  • In 1955, the sisters came to Worcester, Massachusetts to provide health care to disadvantaged families. In 1968, they incorporated Pernet Family Health Service, a certified a home health agency.[7]
  • In 1958, the "Little Sisters of the Assumption Family Health Service" began in East Harlem.[8]
  • Sr. Anne Montgomery did ministry work and she was a big advocate for peace.

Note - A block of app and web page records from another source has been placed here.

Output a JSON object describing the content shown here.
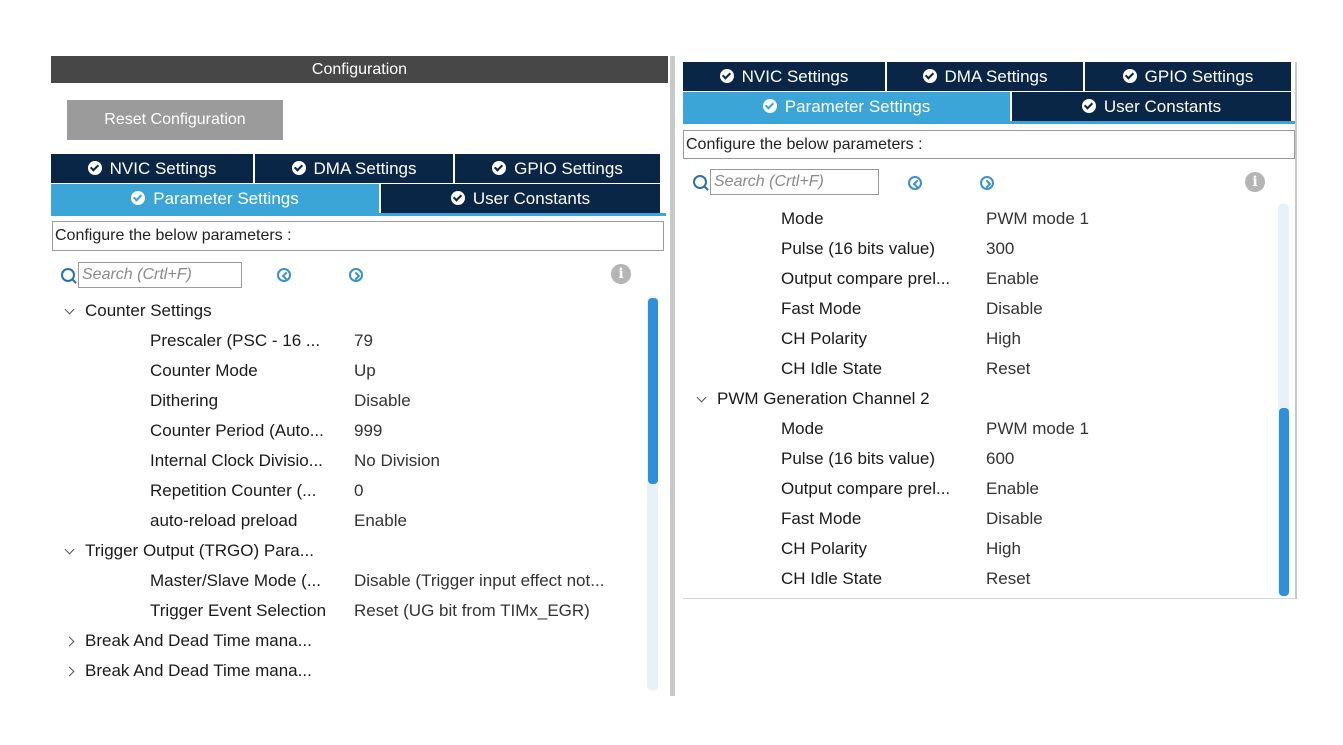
{
  "left": {
    "header": "Configuration",
    "reset_label": "Reset Configuration",
    "tabs_row1": [
      "NVIC Settings",
      "DMA Settings",
      "GPIO Settings"
    ],
    "tabs_row2": [
      "Parameter Settings",
      "User Constants"
    ],
    "configure_text": "Configure the below parameters :",
    "search_placeholder": "Search (Crtl+F)",
    "groups": [
      {
        "title": "Counter Settings",
        "expanded": true,
        "params": [
          {
            "name": "Prescaler (PSC - 16 ...",
            "value": "79"
          },
          {
            "name": "Counter Mode",
            "value": "Up"
          },
          {
            "name": "Dithering",
            "value": "Disable"
          },
          {
            "name": "Counter Period (Auto...",
            "value": "999"
          },
          {
            "name": "Internal Clock Divisio...",
            "value": "No Division"
          },
          {
            "name": "Repetition Counter (...",
            "value": "0"
          },
          {
            "name": "auto-reload preload",
            "value": "Enable"
          }
        ]
      },
      {
        "title": "Trigger Output (TRGO) Para...",
        "expanded": true,
        "params": [
          {
            "name": "Master/Slave Mode (...",
            "value": "Disable (Trigger input effect not..."
          },
          {
            "name": "Trigger Event Selection",
            "value": "Reset (UG bit from TIMx_EGR)"
          }
        ]
      },
      {
        "title": "Break And Dead Time mana...",
        "expanded": false,
        "params": []
      },
      {
        "title": "Break And Dead Time mana...",
        "expanded": false,
        "params": []
      }
    ]
  },
  "right": {
    "tabs_row1": [
      "NVIC Settings",
      "DMA Settings",
      "GPIO Settings"
    ],
    "tabs_row2": [
      "Parameter Settings",
      "User Constants"
    ],
    "configure_text": "Configure the below parameters :",
    "search_placeholder": "Search (Crtl+F)",
    "params_top": [
      {
        "name": "Mode",
        "value": "PWM mode 1"
      },
      {
        "name": "Pulse (16 bits value)",
        "value": "300"
      },
      {
        "name": "Output compare prel...",
        "value": "Enable"
      },
      {
        "name": "Fast Mode",
        "value": "Disable"
      },
      {
        "name": "CH Polarity",
        "value": "High"
      },
      {
        "name": "CH Idle State",
        "value": "Reset"
      }
    ],
    "group2": {
      "title": "PWM Generation Channel 2",
      "params": [
        {
          "name": "Mode",
          "value": "PWM mode 1"
        },
        {
          "name": "Pulse (16 bits value)",
          "value": "600"
        },
        {
          "name": "Output compare prel...",
          "value": "Enable"
        },
        {
          "name": "Fast Mode",
          "value": "Disable"
        },
        {
          "name": "CH Polarity",
          "value": "High"
        },
        {
          "name": "CH Idle State",
          "value": "Reset"
        }
      ]
    }
  },
  "colors": {
    "tab_dark": "#0a2647",
    "tab_active": "#3ba5d8",
    "header": "#474747",
    "button": "#9b9b9b"
  },
  "icons": [
    "check-circle-icon",
    "search-icon",
    "prev-circle-icon",
    "next-circle-icon",
    "info-icon",
    "chevron-down-icon",
    "chevron-right-icon"
  ]
}
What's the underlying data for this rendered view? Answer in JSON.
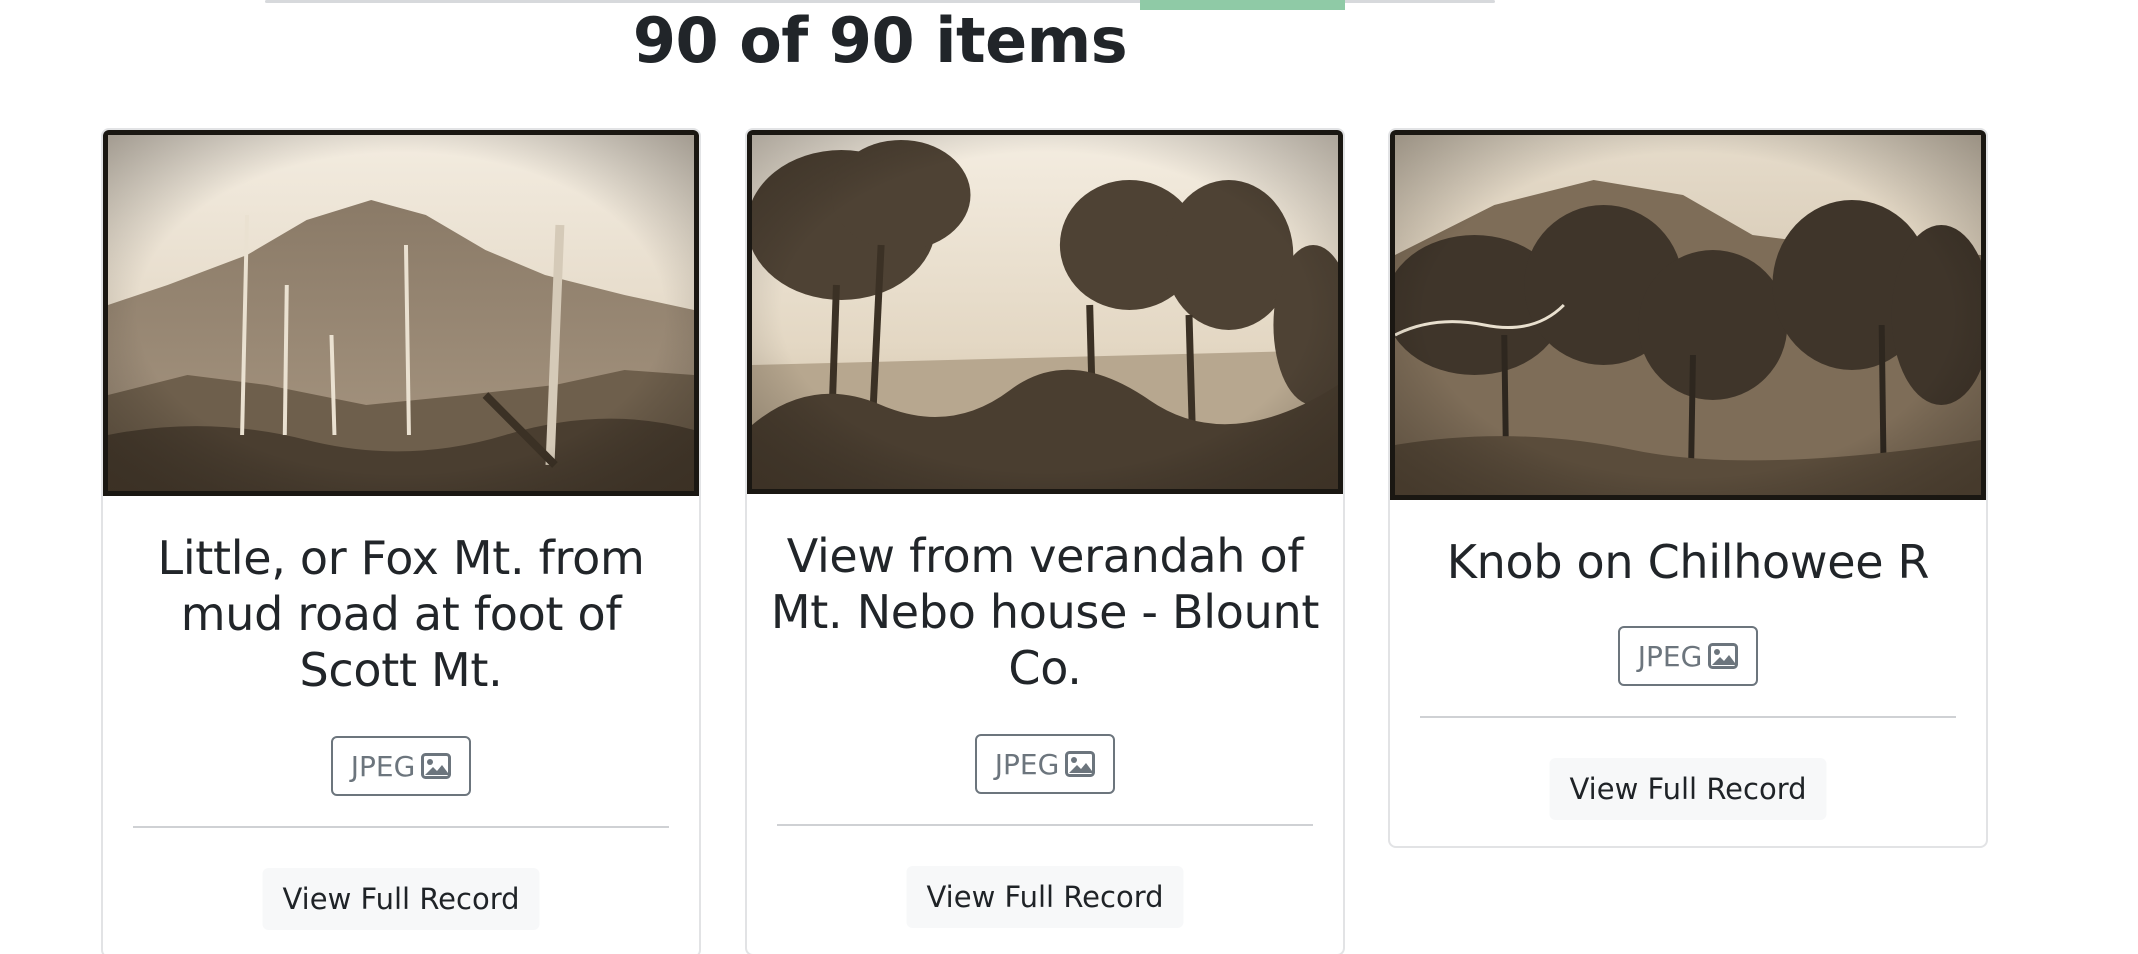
{
  "summary": {
    "count_text": "90 of 90 items"
  },
  "colors": {
    "progress_fill": "#8fcaa6",
    "sepia_light": "#ece3d2",
    "sepia_dark": "#3b3125",
    "button_border": "#6c757d"
  },
  "cards": [
    {
      "title": "Little, or Fox Mt. from mud road at foot of Scott Mt.",
      "format_label": "JPEG",
      "format_icon": "image-icon",
      "action_label": "View Full Record"
    },
    {
      "title": "View from verandah of Mt. Nebo house - Blount Co.",
      "format_label": "JPEG",
      "format_icon": "image-icon",
      "action_label": "View Full Record"
    },
    {
      "title": "Knob on Chilhowee R",
      "format_label": "JPEG",
      "format_icon": "image-icon",
      "action_label": "View Full Record"
    }
  ]
}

She is known among peace communities in America as someone who was determined to disarm nuclear weapons using nonviolent tactics.[9]

Cities where the order ministersEdit

ReferencesEdit

  1. ^ a b Taaffe, Thomas. "Little Sisters of the Assumption." The Catholic Encyclopedia Vol. 2. New York: Robert Appleton Company, 1907. 1 August 2019  This article incorporates text from this source, which is in the public domain.
  2. ^ a b c Dorgan, Carol. "To Tell Our Story is to Praise God", Little Sisters of the Assumption, 2016
  3. ^ "History". Mycenae House. Retrieved 28 July 2022.
  4. ^ "Little Sisters of the Assumption", The Catholic Church in the United States of America, Catholic Editing Company, 1914, p. 5  This article incorporates text from this source, which is in the public domain.
  5. ^ Angrisano, Gelsomina. "The Congregation of the Sisters of Charity of the Assumption"
  6. ^ Project Hope
  7. ^ Pernet Family Health Service
  8. ^ LSA Family Health Service
  9. ^ "Mission and History".
  10. ^ Newburgh Ministry

  This article incorporates text from a publication now in the public domainHerbermann, Charles, ed. (1913). "Little Sisters of the Assumption". Catholic Encyclopedia. New York: Robert Appleton Company.

External linksEdit